“So, if you fast forward right now, it isn’t that this history doesn’t have a context,” he explained. “The context is American racism. I grew up with these guys, I knew Tony and he got into politics because of my evangelist father Francis Schaeffer who challenged him to take a stand against these issues.”
“He seems to have forgotten the basis of Christian theology which is to be forgiven in this tradition, you need to confess first,” Schaeffer said before turning to the president being defended by Perkins. “Donald Trump never confesses to anything. There was one time he apologized for molesting a woman in a criminal assault which was caught on tape, he tried to take the tape back, said he would sue the women who claim he assaulted them and call them all liars. This is not a confession.”
“Tony Perkins forgot his own theology and replaced it with a theology of revenge on people he disagrees with politically, and that’s what’s going on here,” he continued. “Revenge of white American, evangelical right-wingers and who they want to punch in the mouth is not just black Americans but, to put it in the words of the President of the United States, those who live in shithole countries. So they’re willing to put up with anything when it comes to moral degradation to see those ends achieved. I’m glad he put it in terms of revenge, at least he misspoke from his point of view but told the truth.”

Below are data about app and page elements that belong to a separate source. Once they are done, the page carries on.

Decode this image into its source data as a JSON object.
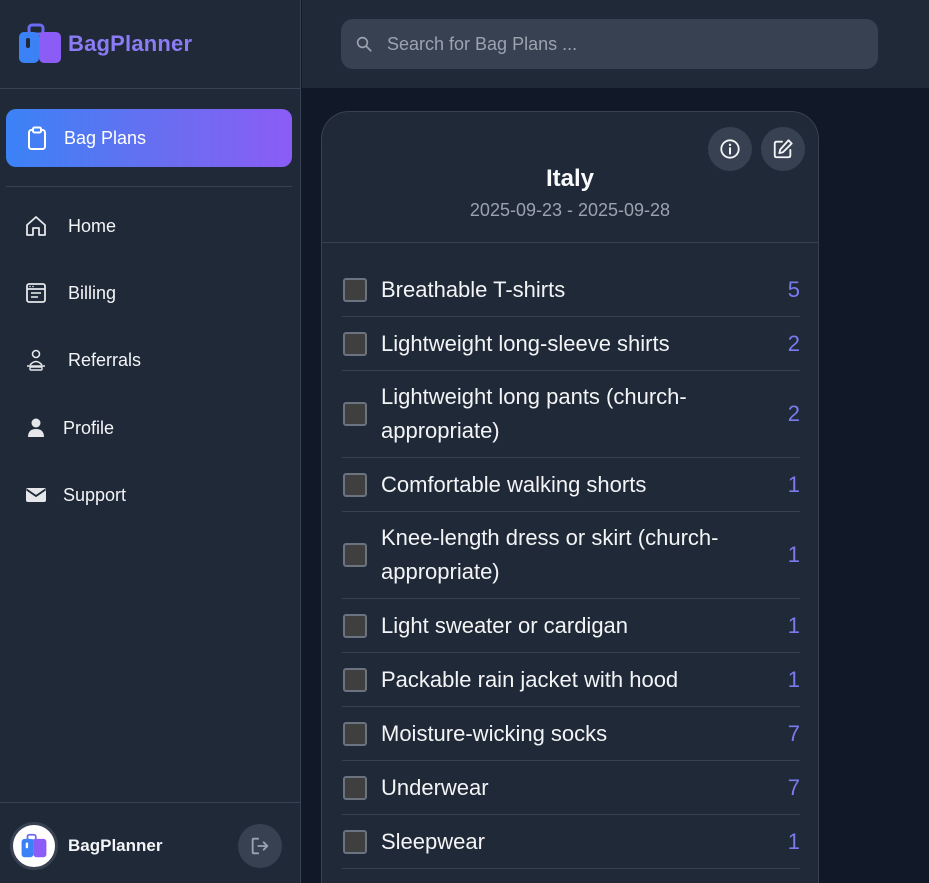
{
  "brand": {
    "name": "BagPlanner"
  },
  "search": {
    "placeholder": "Search for Bag Plans ..."
  },
  "nav": {
    "active": {
      "label": "Bag Plans",
      "icon": "clipboard-icon"
    },
    "items": [
      {
        "label": "Home",
        "icon": "home-icon"
      },
      {
        "label": "Billing",
        "icon": "billing-icon"
      },
      {
        "label": "Referrals",
        "icon": "referrals-icon"
      },
      {
        "label": "Profile",
        "icon": "user-icon"
      },
      {
        "label": "Support",
        "icon": "mail-icon"
      }
    ]
  },
  "user": {
    "name": "BagPlanner"
  },
  "plan": {
    "title": "Italy",
    "dates": "2025-09-23 - 2025-09-28",
    "items": [
      {
        "name": "Breathable T-shirts",
        "qty": "5",
        "checked": false
      },
      {
        "name": "Lightweight long-sleeve shirts",
        "qty": "2",
        "checked": false
      },
      {
        "name": "Lightweight long pants (church-appropriate)",
        "qty": "2",
        "checked": false
      },
      {
        "name": "Comfortable walking shorts",
        "qty": "1",
        "checked": false
      },
      {
        "name": "Knee-length dress or skirt (church-appropriate)",
        "qty": "1",
        "checked": false
      },
      {
        "name": "Light sweater or cardigan",
        "qty": "1",
        "checked": false
      },
      {
        "name": "Packable rain jacket with hood",
        "qty": "1",
        "checked": false
      },
      {
        "name": "Moisture-wicking socks",
        "qty": "7",
        "checked": false
      },
      {
        "name": "Underwear",
        "qty": "7",
        "checked": false
      },
      {
        "name": "Sleepwear",
        "qty": "1",
        "checked": false
      }
    ]
  },
  "colors": {
    "accent_start": "#3b82f6",
    "accent_end": "#8b5cf6",
    "brand_text": "#8b7cf6",
    "quantity": "#7b7bf0"
  }
}
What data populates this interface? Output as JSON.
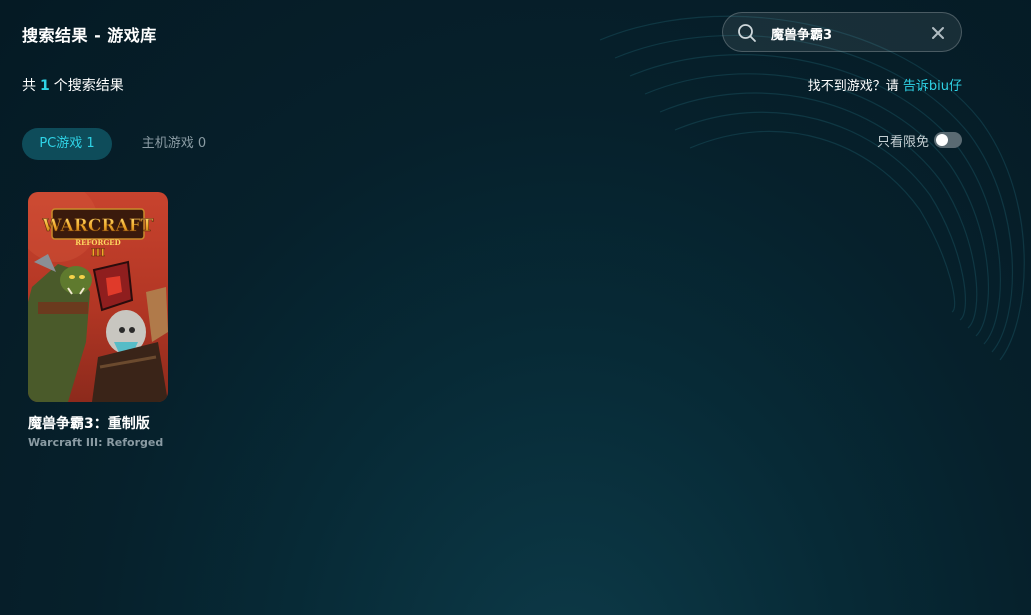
{
  "header": {
    "title": "搜索结果 - 游戏库"
  },
  "search": {
    "value": "魔兽争霸3",
    "search_icon": "search-icon",
    "clear_icon": "close-icon"
  },
  "results": {
    "prefix": "共",
    "count": "1",
    "suffix": "个搜索结果"
  },
  "feedback": {
    "text": "找不到游戏？请 ",
    "link": "告诉biu仔"
  },
  "tabs": [
    {
      "label": "PC游戏 1",
      "active": true
    },
    {
      "label": "主机游戏 0",
      "active": false
    }
  ],
  "filter": {
    "label": "只看限免",
    "enabled": false
  },
  "games": [
    {
      "title": "魔兽争霸3：重制版",
      "subtitle": "Warcraft III: Reforged",
      "cover_logo": "WARCRAFT",
      "cover_logo_sub": "REFORGED",
      "cover_numeral": "III"
    }
  ],
  "colors": {
    "accent": "#2fd3e6",
    "tab_active_bg": "#0e4c5a",
    "background": "#06202b",
    "muted_text": "#8a9ba3"
  }
}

You can watch the video below via MSNBC:
Trump alerts ‘active-duty U.S. military police’ for possible deployment to Minnesota: report
President Donald Trump's administration is contemplating using active-duty U.S. troops in an attempt to quell the protests in Minneapolis, the Associated Press reported early Saturday morning.
As unrest spread across dozens of American cities on Friday, the Pentagon took the rare step of ordering the Army to put several active-duty U.S. military police units on the ready to deploy to Minneapolis, where the police killing of George Floyd sparked the widespread protests," the AP reported.
"Soldiers from Fort Bragg in North Carolina and Fort Drum in New York have been ordered to be ready to deploy within four hours if called, according to three people with direct knowledge of the orders. Soldiers in Fort Carson, in Colorado, and Fort Riley in Kansas have been told to be ready within 24 hours. The people did not want their names used because they were not authorized to discuss the preparations," the AP explained.
John Roberts joins liberals as Supreme Court rejects challenge to Newsom’s COVID-19 limits on California church attendance
In a 5-4 ruling, the Supreme Court on Friday rejected an emergency appeal from the South Bay United Pentecostal Church in Chula Vista, California. The San Diego area church tried to challenge the state's limits on attendance at worship services:
The church argued that limits on how many people can attend their services violate constitutional guarantees of religious freedom and had been seeking an order in time for services on Sunday. The church said it has crowds of 200 to 300 people for its services.